What you should do: Restate all entries exactly. Skip the images.

-------- Supplied material --------

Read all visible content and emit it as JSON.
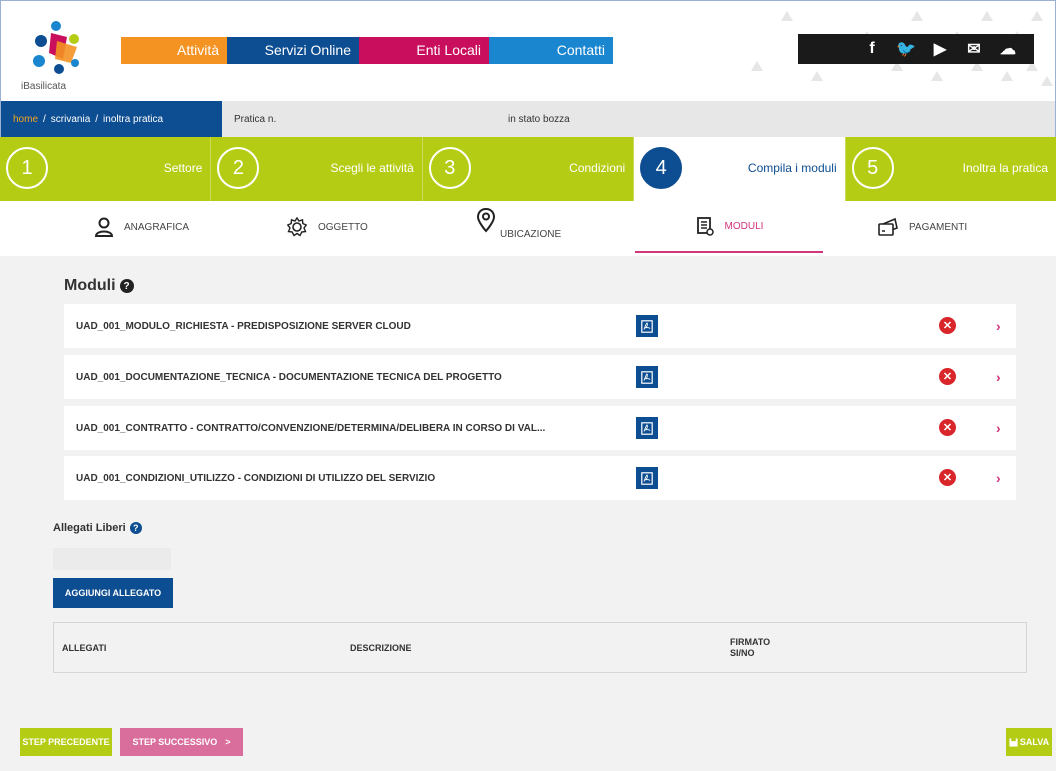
{
  "colors": {
    "brand_blue": "#0d4d91",
    "lime": "#b5cc15",
    "magenta": "#d0347a",
    "error_red": "#d9262b"
  },
  "logo": {
    "text": "iBasilicata"
  },
  "nav": [
    {
      "label": "Attività",
      "color": "#f49222",
      "width": 106
    },
    {
      "label": "Servizi Online",
      "color": "#0d4d91",
      "width": 132
    },
    {
      "label": "Enti Locali",
      "color": "#c80e5c",
      "width": 130
    },
    {
      "label": "Contatti",
      "color": "#1a86d0",
      "width": 124
    }
  ],
  "social": [
    {
      "name": "facebook-icon",
      "glyph": "f"
    },
    {
      "name": "twitter-icon",
      "glyph": "🐦"
    },
    {
      "name": "youtube-icon",
      "glyph": "▶"
    },
    {
      "name": "mail-icon",
      "glyph": "✉"
    },
    {
      "name": "cloud-icon",
      "glyph": "☁"
    }
  ],
  "breadcrumb": {
    "home": "home",
    "scrivania": "scrivania",
    "current": "inoltra pratica",
    "sep": "/"
  },
  "pratica": {
    "label": "Pratica n.",
    "status": "in stato bozza"
  },
  "steps": [
    {
      "num": "1",
      "label": "Settore",
      "active": false
    },
    {
      "num": "2",
      "label": "Scegli le attività",
      "active": false
    },
    {
      "num": "3",
      "label": "Condizioni",
      "active": false
    },
    {
      "num": "4",
      "label": "Compila i moduli",
      "active": true
    },
    {
      "num": "5",
      "label": "Inoltra la pratica",
      "active": false
    }
  ],
  "tabs": {
    "anagrafica": "ANAGRAFICA",
    "oggetto": "OGGETTO",
    "ubicazione": "UBICAZIONE",
    "moduli": "MODULI",
    "pagamenti": "PAGAMENTI"
  },
  "moduli": {
    "title": "Moduli",
    "help": "?",
    "items": [
      {
        "name": "UAD_001_MODULO_RICHIESTA - PREDISPOSIZIONE SERVER CLOUD"
      },
      {
        "name": "UAD_001_DOCUMENTAZIONE_TECNICA - DOCUMENTAZIONE TECNICA DEL PROGETTO"
      },
      {
        "name": "UAD_001_CONTRATTO - CONTRATTO/CONVENZIONE/DETERMINA/DELIBERA IN CORSO DI VAL..."
      },
      {
        "name": "UAD_001_CONDIZIONI_UTILIZZO - CONDIZIONI DI UTILIZZO DEL SERVIZIO"
      }
    ],
    "error_glyph": "✕",
    "chevron": "›"
  },
  "allegati": {
    "title": "Allegati Liberi",
    "help": "?",
    "add_button": "AGGIUNGI ALLEGATO",
    "headers": {
      "allegati": "ALLEGATI",
      "descrizione": "DESCRIZIONE",
      "firmato": "FIRMATO",
      "sino": "SI/NO"
    }
  },
  "footer": {
    "prev": "STEP PRECEDENTE",
    "next": "STEP SUCCESSIVO",
    "next_arrow": ">",
    "save": "SALVA"
  }
}
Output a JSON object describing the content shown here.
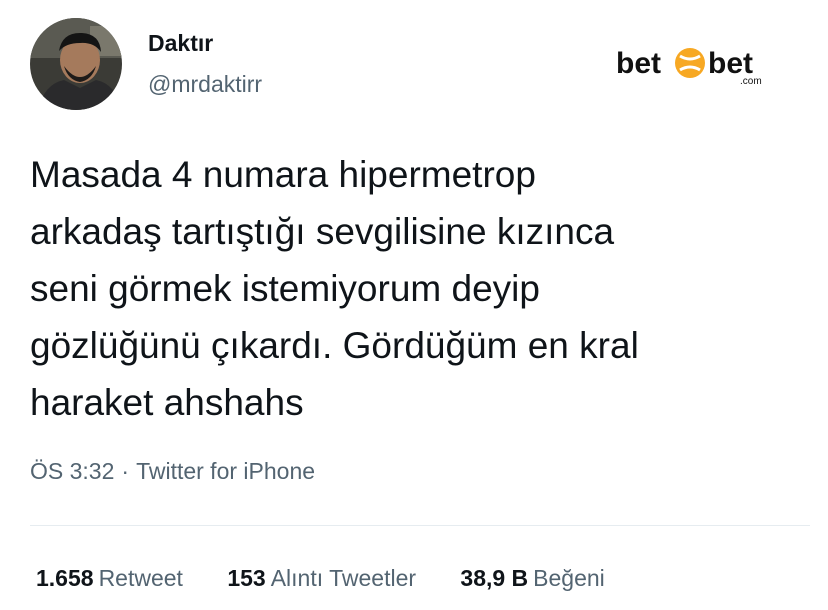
{
  "author": {
    "display_name": "Daktır",
    "handle": "@mrdaktirr",
    "avatar_icon": "user-avatar-photo"
  },
  "brand": {
    "part1": "bet",
    "part2": "bet",
    "suffix": ".com",
    "emblem_icon": "orange-ball-icon",
    "accent_color": "#f7a823"
  },
  "tweet": {
    "lines": [
      "Masada 4 numara hipermetrop",
      "arkadaş tartıştığı sevgilisine kızınca",
      "seni görmek istemiyorum deyip",
      "gözlüğünü çıkardı. Gördüğüm en kral",
      "haraket ahshahs"
    ],
    "time": "ÖS 3:32",
    "separator": "·",
    "source": "Twitter for iPhone"
  },
  "stats": [
    {
      "count": "1.658",
      "label": "Retweet"
    },
    {
      "count": "153",
      "label": "Alıntı Tweetler"
    },
    {
      "count": "38,9 B",
      "label": "Beğeni"
    }
  ]
}
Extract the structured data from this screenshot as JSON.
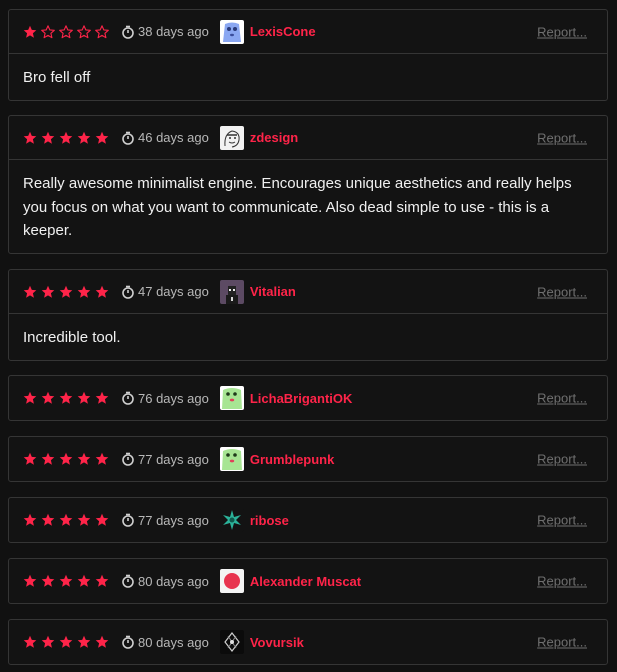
{
  "theme": {
    "star_color": "#ff2449",
    "username_color": "#ff2449",
    "report_color": "#6f6f6f"
  },
  "reviews": [
    {
      "rating": 1,
      "time": "38 days ago",
      "username": "LexisCone",
      "avatar": "blue-blob-avatar",
      "report": "Report...",
      "body": "Bro fell off"
    },
    {
      "rating": 5,
      "time": "46 days ago",
      "username": "zdesign",
      "avatar": "sketch-face-avatar",
      "report": "Report...",
      "body": "Really awesome minimalist engine. Encourages unique aesthetics and really helps you focus on what you want to communicate. Also dead simple to use - this is a keeper."
    },
    {
      "rating": 5,
      "time": "47 days ago",
      "username": "Vitalian",
      "avatar": "dark-figure-avatar",
      "report": "Report...",
      "body": "Incredible tool."
    },
    {
      "rating": 5,
      "time": "76 days ago",
      "username": "LichaBrigantiOK",
      "avatar": "green-blob-avatar",
      "report": "Report...",
      "body": ""
    },
    {
      "rating": 5,
      "time": "77 days ago",
      "username": "Grumblepunk",
      "avatar": "green-blob-avatar",
      "report": "Report...",
      "body": ""
    },
    {
      "rating": 5,
      "time": "77 days ago",
      "username": "ribose",
      "avatar": "teal-flower-avatar",
      "report": "Report...",
      "body": ""
    },
    {
      "rating": 5,
      "time": "80 days ago",
      "username": "Alexander Muscat",
      "avatar": "red-circle-avatar",
      "report": "Report...",
      "body": ""
    },
    {
      "rating": 5,
      "time": "80 days ago",
      "username": "Vovursik",
      "avatar": "dark-emblem-avatar",
      "report": "Report...",
      "body": ""
    }
  ]
}
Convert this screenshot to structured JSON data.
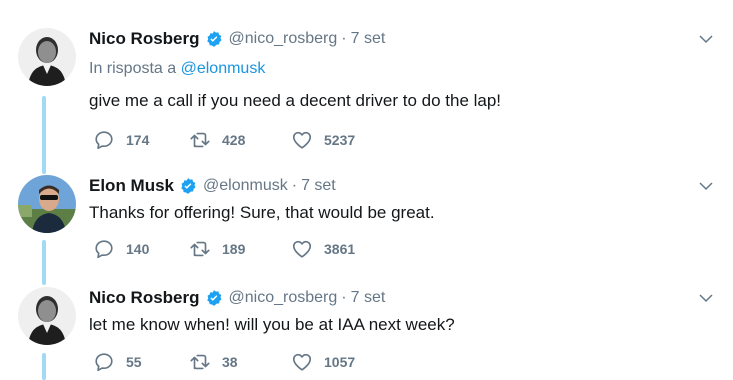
{
  "tweets": [
    {
      "name": "Nico Rosberg",
      "handle": "@nico_rosberg",
      "dot": "·",
      "time": "7 set",
      "reply_prefix": "In risposta a",
      "reply_handle": "@elonmusk",
      "text": "give me a call if you need a decent driver to do the lap!",
      "replies": "174",
      "retweets": "428",
      "likes": "5237"
    },
    {
      "name": "Elon Musk",
      "handle": "@elonmusk",
      "dot": "·",
      "time": "7 set",
      "text": "Thanks for offering! Sure, that would be great.",
      "replies": "140",
      "retweets": "189",
      "likes": "3861"
    },
    {
      "name": "Nico Rosberg",
      "handle": "@nico_rosberg",
      "dot": "·",
      "time": "7 set",
      "text": "let me know when! will you be at IAA next week?",
      "replies": "55",
      "retweets": "38",
      "likes": "1057"
    }
  ],
  "icons": {
    "verified": "verified-badge-icon",
    "reply": "reply-icon",
    "retweet": "retweet-icon",
    "like": "heart-icon",
    "menu": "chevron-down-icon"
  },
  "colors": {
    "accent": "#1da1f2",
    "link": "#1b95e0",
    "thread_line": "#a2daf5",
    "muted": "#657786",
    "text": "#14171a"
  }
}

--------

Your response:
Read all visible content and emit it as JSON.
{
  "colors": {
    "brand_blue": "#0d4d91",
    "lime": "#b5cc15",
    "magenta": "#d0347a",
    "error_red": "#d9262b"
  },
  "logo": {
    "text": "iBasilicata"
  },
  "nav": [
    {
      "label": "Attività",
      "color": "#f49222",
      "width": 106
    },
    {
      "label": "Servizi Online",
      "color": "#0d4d91",
      "width": 132
    },
    {
      "label": "Enti Locali",
      "color": "#c80e5c",
      "width": 130
    },
    {
      "label": "Contatti",
      "color": "#1a86d0",
      "width": 124
    }
  ],
  "social": [
    {
      "name": "facebook-icon",
      "glyph": "f"
    },
    {
      "name": "twitter-icon",
      "glyph": "🐦"
    },
    {
      "name": "youtube-icon",
      "glyph": "▶"
    },
    {
      "name": "mail-icon",
      "glyph": "✉"
    },
    {
      "name": "cloud-icon",
      "glyph": "☁"
    }
  ],
  "breadcrumb": {
    "home": "home",
    "scrivania": "scrivania",
    "current": "inoltra pratica",
    "sep": "/"
  },
  "pratica": {
    "label": "Pratica n.",
    "status": "in stato bozza"
  },
  "steps": [
    {
      "num": "1",
      "label": "Settore",
      "active": false
    },
    {
      "num": "2",
      "label": "Scegli le attività",
      "active": false
    },
    {
      "num": "3",
      "label": "Condizioni",
      "active": false
    },
    {
      "num": "4",
      "label": "Compila i moduli",
      "active": true
    },
    {
      "num": "5",
      "label": "Inoltra la pratica",
      "active": false
    }
  ],
  "tabs": {
    "anagrafica": "ANAGRAFICA",
    "oggetto": "OGGETTO",
    "ubicazione": "UBICAZIONE",
    "moduli": "MODULI",
    "pagamenti": "PAGAMENTI"
  },
  "moduli": {
    "title": "Moduli",
    "help": "?",
    "items": [
      {
        "name": "UAD_001_MODULO_RICHIESTA - PREDISPOSIZIONE SERVER CLOUD"
      },
      {
        "name": "UAD_001_DOCUMENTAZIONE_TECNICA - DOCUMENTAZIONE TECNICA DEL PROGETTO"
      },
      {
        "name": "UAD_001_CONTRATTO - CONTRATTO/CONVENZIONE/DETERMINA/DELIBERA IN CORSO DI VAL..."
      },
      {
        "name": "UAD_001_CONDIZIONI_UTILIZZO - CONDIZIONI DI UTILIZZO DEL SERVIZIO"
      }
    ],
    "error_glyph": "✕",
    "chevron": "›"
  },
  "allegati": {
    "title": "Allegati Liberi",
    "help": "?",
    "add_button": "AGGIUNGI ALLEGATO",
    "headers": {
      "allegati": "ALLEGATI",
      "descrizione": "DESCRIZIONE",
      "firmato": "FIRMATO",
      "sino": "SI/NO"
    }
  },
  "footer": {
    "prev": "STEP PRECEDENTE",
    "next": "STEP SUCCESSIVO",
    "next_arrow": ">",
    "save": "SALVA"
  }
}
Output a JSON object describing the content shown here.
{
  "author": {
    "display_name": "Daktır",
    "handle": "@mrdaktirr",
    "avatar_icon": "user-avatar-photo"
  },
  "brand": {
    "part1": "bet",
    "part2": "bet",
    "suffix": ".com",
    "emblem_icon": "orange-ball-icon",
    "accent_color": "#f7a823"
  },
  "tweet": {
    "lines": [
      "Masada 4 numara hipermetrop",
      "arkadaş tartıştığı sevgilisine kızınca",
      "seni görmek istemiyorum deyip",
      "gözlüğünü çıkardı. Gördüğüm en kral",
      "haraket ahshahs"
    ],
    "time": "ÖS 3:32",
    "separator": "·",
    "source": "Twitter for iPhone"
  },
  "stats": [
    {
      "count": "1.658",
      "label": "Retweet"
    },
    {
      "count": "153",
      "label": "Alıntı Tweetler"
    },
    {
      "count": "38,9 B",
      "label": "Beğeni"
    }
  ]
}
Extract the structured data from this screenshot as JSON.
{
  "theme": {
    "star_color": "#ff2449",
    "username_color": "#ff2449",
    "report_color": "#6f6f6f"
  },
  "reviews": [
    {
      "rating": 1,
      "time": "38 days ago",
      "username": "LexisCone",
      "avatar": "blue-blob-avatar",
      "report": "Report...",
      "body": "Bro fell off"
    },
    {
      "rating": 5,
      "time": "46 days ago",
      "username": "zdesign",
      "avatar": "sketch-face-avatar",
      "report": "Report...",
      "body": "Really awesome minimalist engine. Encourages unique aesthetics and really helps you focus on what you want to communicate. Also dead simple to use - this is a keeper."
    },
    {
      "rating": 5,
      "time": "47 days ago",
      "username": "Vitalian",
      "avatar": "dark-figure-avatar",
      "report": "Report...",
      "body": "Incredible tool."
    },
    {
      "rating": 5,
      "time": "76 days ago",
      "username": "LichaBrigantiOK",
      "avatar": "green-blob-avatar",
      "report": "Report...",
      "body": ""
    },
    {
      "rating": 5,
      "time": "77 days ago",
      "username": "Grumblepunk",
      "avatar": "green-blob-avatar",
      "report": "Report...",
      "body": ""
    },
    {
      "rating": 5,
      "time": "77 days ago",
      "username": "ribose",
      "avatar": "teal-flower-avatar",
      "report": "Report...",
      "body": ""
    },
    {
      "rating": 5,
      "time": "80 days ago",
      "username": "Alexander Muscat",
      "avatar": "red-circle-avatar",
      "report": "Report...",
      "body": ""
    },
    {
      "rating": 5,
      "time": "80 days ago",
      "username": "Vovursik",
      "avatar": "dark-emblem-avatar",
      "report": "Report...",
      "body": ""
    }
  ]
}
Convert this screenshot to structured JSON data.
{
  "tweets": [
    {
      "name": "Nico Rosberg",
      "handle": "@nico_rosberg",
      "dot": "·",
      "time": "7 set",
      "reply_prefix": "In risposta a",
      "reply_handle": "@elonmusk",
      "text": "give me a call if you need a decent driver to do the lap!",
      "replies": "174",
      "retweets": "428",
      "likes": "5237"
    },
    {
      "name": "Elon Musk",
      "handle": "@elonmusk",
      "dot": "·",
      "time": "7 set",
      "text": "Thanks for offering! Sure, that would be great.",
      "replies": "140",
      "retweets": "189",
      "likes": "3861"
    },
    {
      "name": "Nico Rosberg",
      "handle": "@nico_rosberg",
      "dot": "·",
      "time": "7 set",
      "text": "let me know when! will you be at IAA next week?",
      "replies": "55",
      "retweets": "38",
      "likes": "1057"
    }
  ],
  "icons": {
    "verified": "verified-badge-icon",
    "reply": "reply-icon",
    "retweet": "retweet-icon",
    "like": "heart-icon",
    "menu": "chevron-down-icon"
  },
  "colors": {
    "accent": "#1da1f2",
    "link": "#1b95e0",
    "thread_line": "#a2daf5",
    "muted": "#657786",
    "text": "#14171a"
  }
}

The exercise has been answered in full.